When you’re spending this much money on glasses, it’s understandable that you want them to look good. But avoid trendy styles like aviators or any with square frame shapes that leave your periphery unprotected and allow glittery glare to leak in at the edge of your vision. Stick with frames that have large coverage, wrap your face, and have thick temples to block any sideways light but still allow some ventilation to avoid fogging. They should be lightweight, not touch your eyelashes, not pinch or hurt your nose or ears, and stay on your head at all angles.

Once you know what size you need, filter those models by lens color. Ask the salesperson if you can step outside with a few colors to get a better sense of how they look and feel to your eyes. If you’re really lucky and there’s a river or pond near the shop, see which ones seem to best help you resolve details of the bottom. Keep in mind that the angle of the sun can impact how much glare exists and how well it can be filtered.

Eventually, you’ll find a nice bite-sized selection of options—though the shop might not have them in stock. There are just so many possible combinations, and very few fly shops are able carry anything close to a full lineup.

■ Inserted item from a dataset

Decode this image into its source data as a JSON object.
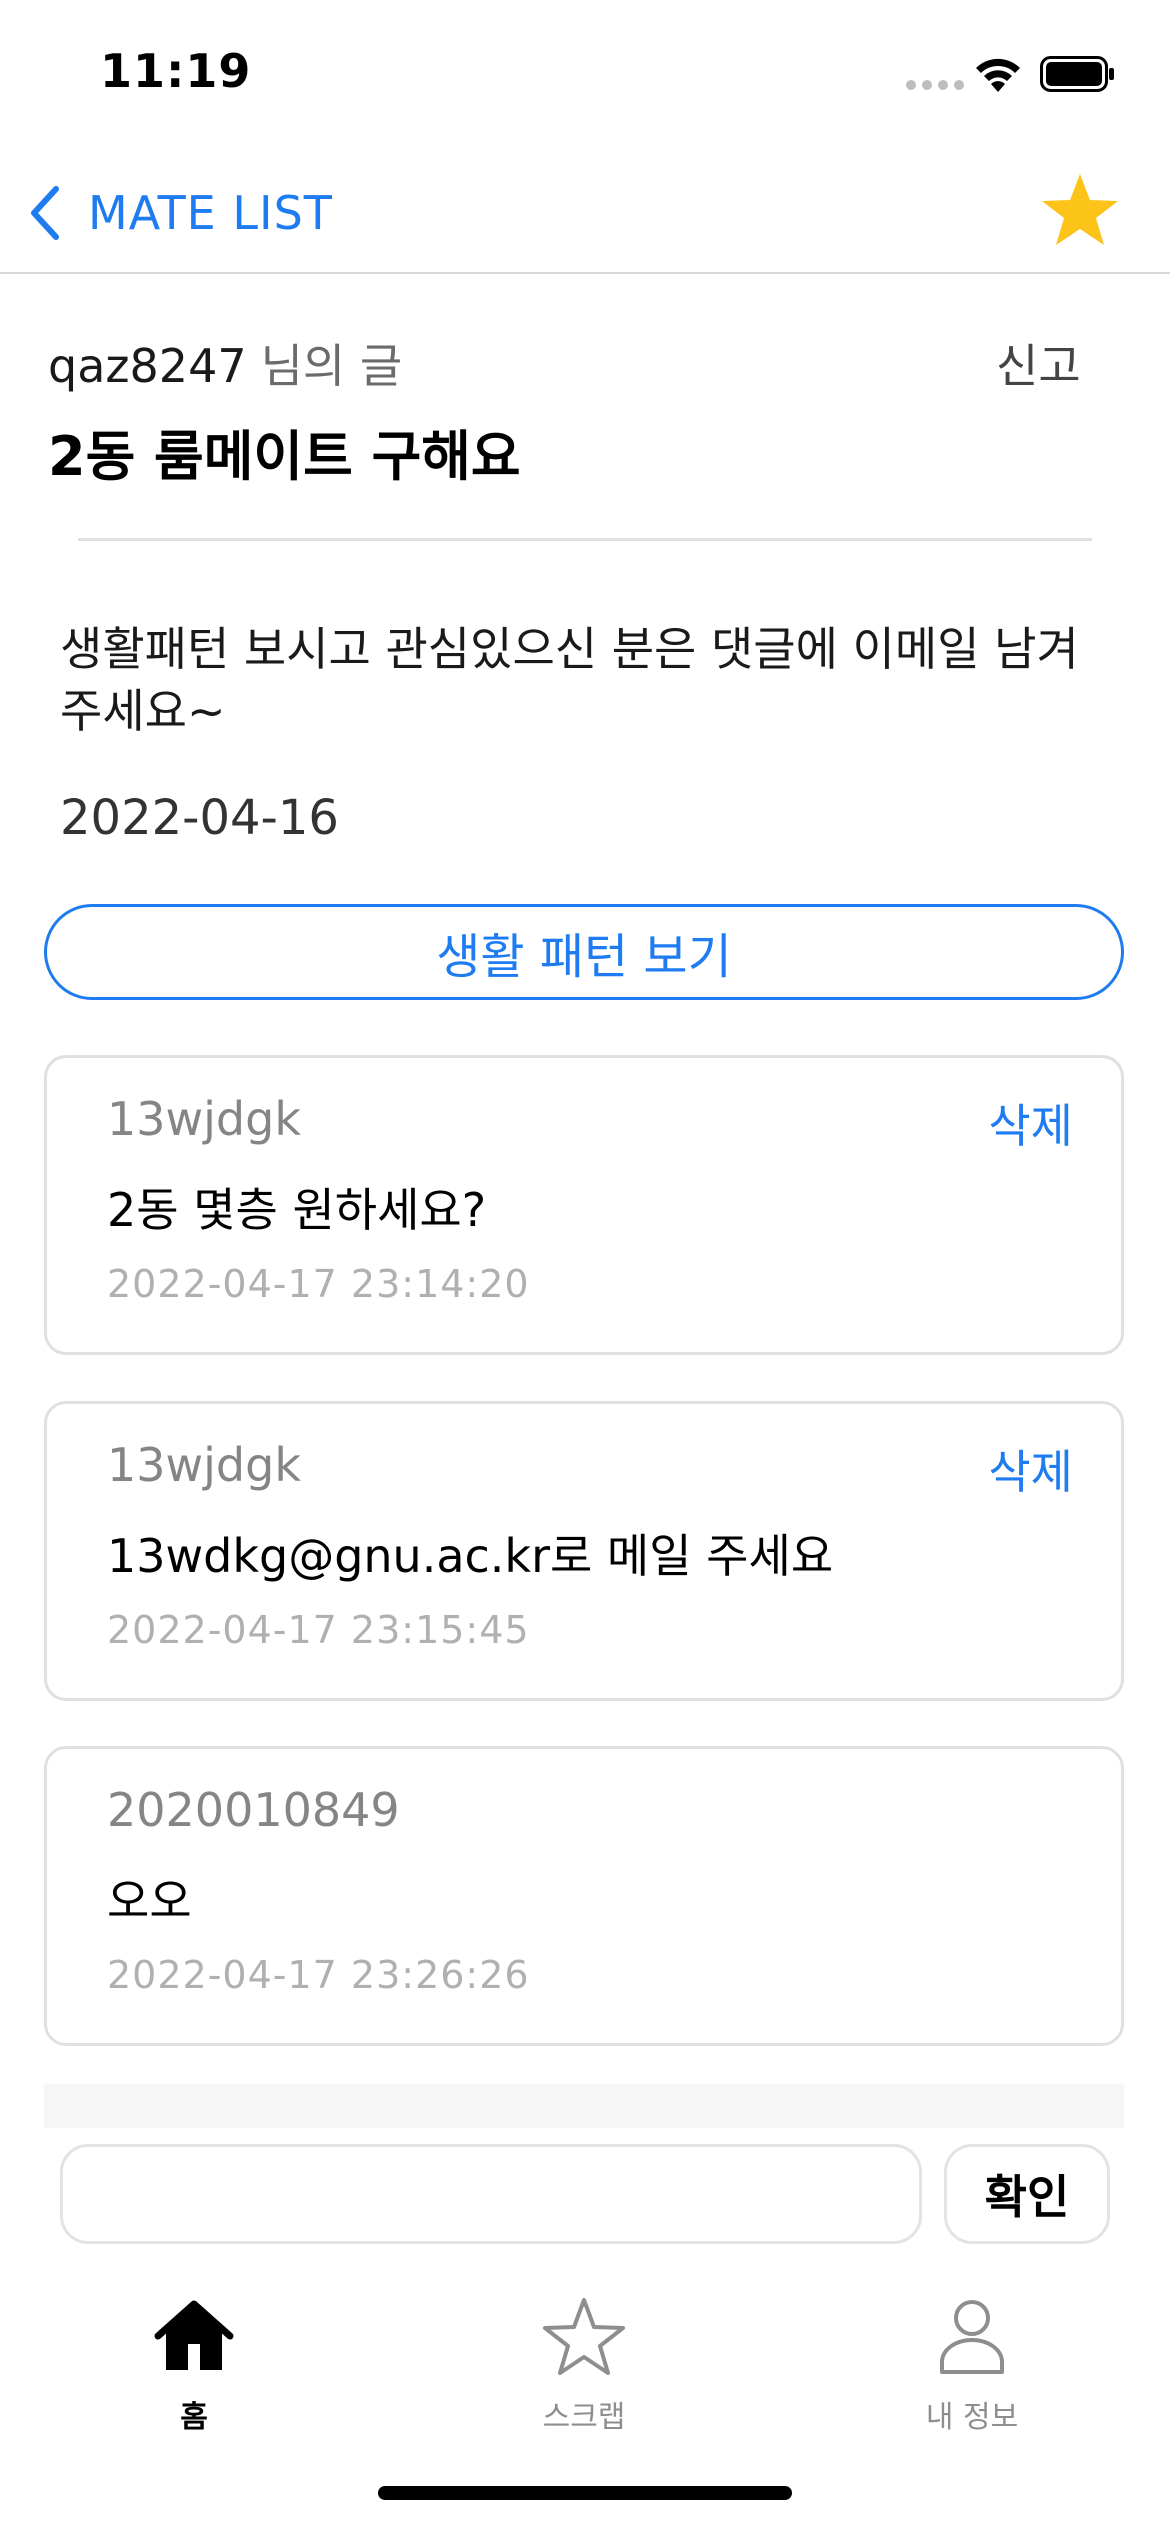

Resist the temptation to buy an on-hand pair of glasses in a frame or lens color that’s not exactly right. Instead, have the shop order the right ones in. You’ll be glad you did when you put them on and truly see your home water for the first time.